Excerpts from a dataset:
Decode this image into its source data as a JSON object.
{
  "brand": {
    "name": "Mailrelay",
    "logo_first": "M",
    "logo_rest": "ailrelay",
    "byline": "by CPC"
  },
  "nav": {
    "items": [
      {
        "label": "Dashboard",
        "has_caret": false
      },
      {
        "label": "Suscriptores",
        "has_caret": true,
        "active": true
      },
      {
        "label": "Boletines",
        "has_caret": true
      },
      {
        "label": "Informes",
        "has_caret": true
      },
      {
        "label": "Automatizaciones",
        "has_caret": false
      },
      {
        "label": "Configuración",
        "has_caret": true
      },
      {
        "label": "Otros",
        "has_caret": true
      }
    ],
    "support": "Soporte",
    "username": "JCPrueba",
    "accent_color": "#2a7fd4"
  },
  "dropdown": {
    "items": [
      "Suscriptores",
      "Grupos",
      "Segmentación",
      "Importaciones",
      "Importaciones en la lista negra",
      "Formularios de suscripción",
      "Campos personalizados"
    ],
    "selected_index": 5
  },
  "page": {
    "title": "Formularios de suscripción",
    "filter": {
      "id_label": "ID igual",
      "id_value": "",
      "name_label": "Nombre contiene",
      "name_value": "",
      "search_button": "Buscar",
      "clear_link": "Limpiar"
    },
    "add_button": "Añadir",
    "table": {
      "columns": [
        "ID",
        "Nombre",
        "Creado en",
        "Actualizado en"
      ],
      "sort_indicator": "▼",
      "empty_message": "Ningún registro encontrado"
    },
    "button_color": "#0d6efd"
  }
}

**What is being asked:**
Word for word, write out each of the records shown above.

**Task solution:**
Decode this image into its source data as a JSON object.
{
  "brand": {
    "name": "Mailrelay",
    "logo_first": "M",
    "logo_rest": "ailrelay",
    "byline": "by CPC"
  },
  "nav": {
    "items": [
      {
        "label": "Dashboard",
        "has_caret": false
      },
      {
        "label": "Suscriptores",
        "has_caret": true,
        "active": true
      },
      {
        "label": "Boletines",
        "has_caret": true
      },
      {
        "label": "Informes",
        "has_caret": true
      },
      {
        "label": "Automatizaciones",
        "has_caret": false
      },
      {
        "label": "Configuración",
        "has_caret": true
      },
      {
        "label": "Otros",
        "has_caret": true
      }
    ],
    "support": "Soporte",
    "username": "JCPrueba",
    "accent_color": "#2a7fd4"
  },
  "dropdown": {
    "items": [
      "Suscriptores",
      "Grupos",
      "Segmentación",
      "Importaciones",
      "Importaciones en la lista negra",
      "Formularios de suscripción",
      "Campos personalizados"
    ],
    "selected_index": 5
  },
  "page": {
    "title": "Formularios de suscripción",
    "filter": {
      "id_label": "ID igual",
      "id_value": "",
      "name_label": "Nombre contiene",
      "name_value": "",
      "search_button": "Buscar",
      "clear_link": "Limpiar"
    },
    "add_button": "Añadir",
    "table": {
      "columns": [
        "ID",
        "Nombre",
        "Creado en",
        "Actualizado en"
      ],
      "sort_indicator": "▼",
      "empty_message": "Ningún registro encontrado"
    },
    "button_color": "#0d6efd"
  }
}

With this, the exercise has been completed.